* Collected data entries
::::
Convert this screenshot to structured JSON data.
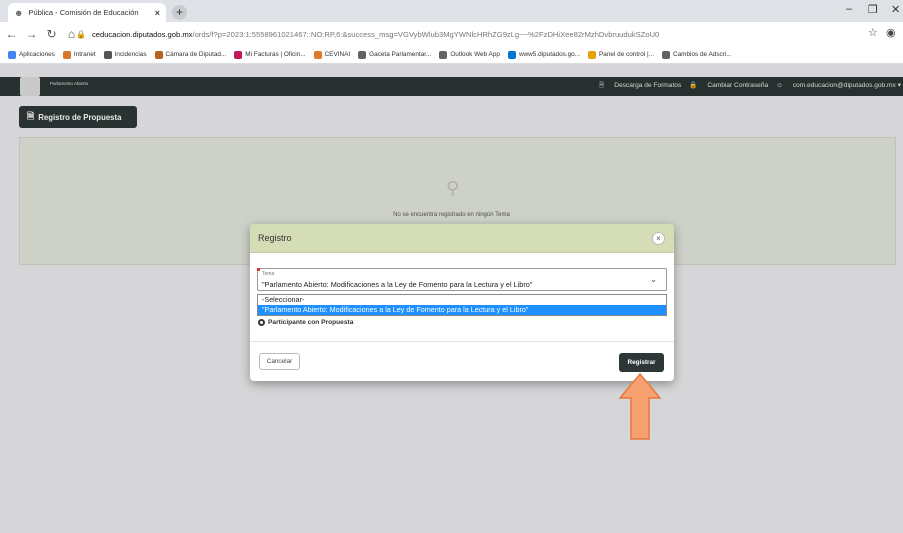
{
  "browser": {
    "tab_title": "Pública - Comisión de Educación",
    "tab_close": "×",
    "new_tab": "+",
    "url_host": "ceducacion.diputados.gob.mx",
    "url_path": "/ords/f?p=2023:1:5558961021467::NO:RP,6:&success_msg=VGVybWlub3MgYWNlcHRhZG9zLg~~%2FzDHiXee82rMzhDvbruudukSZoU0",
    "bookmarks": [
      "Aplicaciones",
      "Intranet",
      "Incidencias",
      "Cámara de Diputad...",
      "Mi Facturas | Oficin...",
      "CEVINAI",
      "Gaceta Parlamentar...",
      "Outlook Web App",
      "www5.diputados.go...",
      "Panel de control |...",
      "Cambios de Adscri..."
    ],
    "bookmark_colors": [
      "#4285f4",
      "#d8742b",
      "#555555",
      "#b5651d",
      "#c2185b",
      "#e0792a",
      "#5f6368",
      "#5f6368",
      "#0078d4",
      "#e6a100",
      "#5f6368",
      "#1a73e8"
    ]
  },
  "header": {
    "logo_text": "Parlamento Abierto",
    "links": [
      "Descarga de Formatos",
      "Cambiar Contraseña",
      "com.educacion@diputados.gob.mx"
    ]
  },
  "page": {
    "register_button": "Registro de Propuesta",
    "empty_message": "No se encuentra registrado en ningún Tema"
  },
  "modal": {
    "title": "Registro",
    "close": "×",
    "field_label": "Tema",
    "selected_value": "\"Parlamento Abierto: Modificaciones a la Ley de Fomento para la Lectura y el Libro\"",
    "options": [
      "-Seleccionar-",
      "\"Parlamento Abierto: Modificaciones a la Ley de Fomento para la Lectura y el Libro\""
    ],
    "radio_label": "Participante con Propuesta",
    "cancel_label": "Cancelar",
    "submit_label": "Registrar"
  },
  "colors": {
    "header_bg": "#2c3333",
    "modal_header_bg": "#d4ddb5",
    "option_highlight": "#1e90ff",
    "arrow_fill": "#f7a072",
    "arrow_stroke": "#e8763a"
  }
}
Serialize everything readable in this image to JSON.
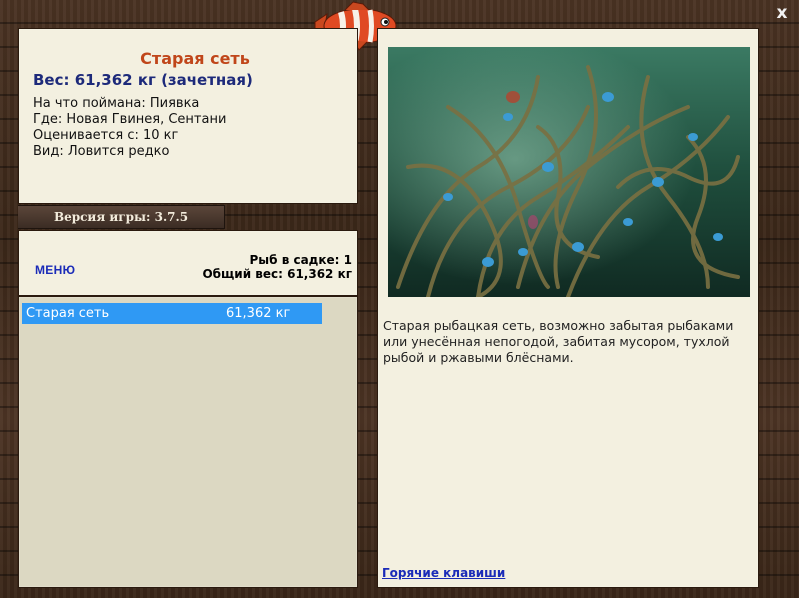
{
  "fish": {
    "name": "Старая сеть",
    "weight_line": "Вес: 61,362 кг (зачетная)",
    "caught_on": "На что поймана: Пиявка",
    "location": "Где: Новая Гвинея, Сентани",
    "rated_from": "Оценивается с: 10 кг",
    "rarity": "Вид: Ловится редко"
  },
  "version": "Версия игры: 3.7.5",
  "menu": {
    "label": "МЕНЮ"
  },
  "stats": {
    "fish_in_keepnet": "Рыб в садке: 1",
    "total_weight": "Общий вес: 61,362 кг"
  },
  "catch_list": [
    {
      "name": "Старая сеть",
      "weight": "61,362 кг"
    }
  ],
  "detail": {
    "description": "Старая рыбацкая сеть, возможно забытая рыбаками или унесённая непогодой, забитая мусором, тухлой рыбой и ржавыми блёснами.",
    "hotkeys_link": "Горячие клавиши"
  },
  "close_label": "x",
  "colors": {
    "fish_name": "#c0461a",
    "weight": "#1d2a7a",
    "selection": "#2f99f4",
    "link": "#1a2bb8",
    "panel": "#f3f0e0"
  },
  "icons": [
    "fish-logo-icon",
    "close-icon"
  ]
}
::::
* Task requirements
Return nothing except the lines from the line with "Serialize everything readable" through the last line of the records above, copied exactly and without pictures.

* Answer to this exercise
Serialize everything readable in this image to JSON.
{
  "fish": {
    "name": "Старая сеть",
    "weight_line": "Вес: 61,362 кг (зачетная)",
    "caught_on": "На что поймана: Пиявка",
    "location": "Где: Новая Гвинея, Сентани",
    "rated_from": "Оценивается с: 10 кг",
    "rarity": "Вид: Ловится редко"
  },
  "version": "Версия игры: 3.7.5",
  "menu": {
    "label": "МЕНЮ"
  },
  "stats": {
    "fish_in_keepnet": "Рыб в садке: 1",
    "total_weight": "Общий вес: 61,362 кг"
  },
  "catch_list": [
    {
      "name": "Старая сеть",
      "weight": "61,362 кг"
    }
  ],
  "detail": {
    "description": "Старая рыбацкая сеть, возможно забытая рыбаками или унесённая непогодой, забитая мусором, тухлой рыбой и ржавыми блёснами.",
    "hotkeys_link": "Горячие клавиши"
  },
  "close_label": "x",
  "colors": {
    "fish_name": "#c0461a",
    "weight": "#1d2a7a",
    "selection": "#2f99f4",
    "link": "#1a2bb8",
    "panel": "#f3f0e0"
  },
  "icons": [
    "fish-logo-icon",
    "close-icon"
  ]
}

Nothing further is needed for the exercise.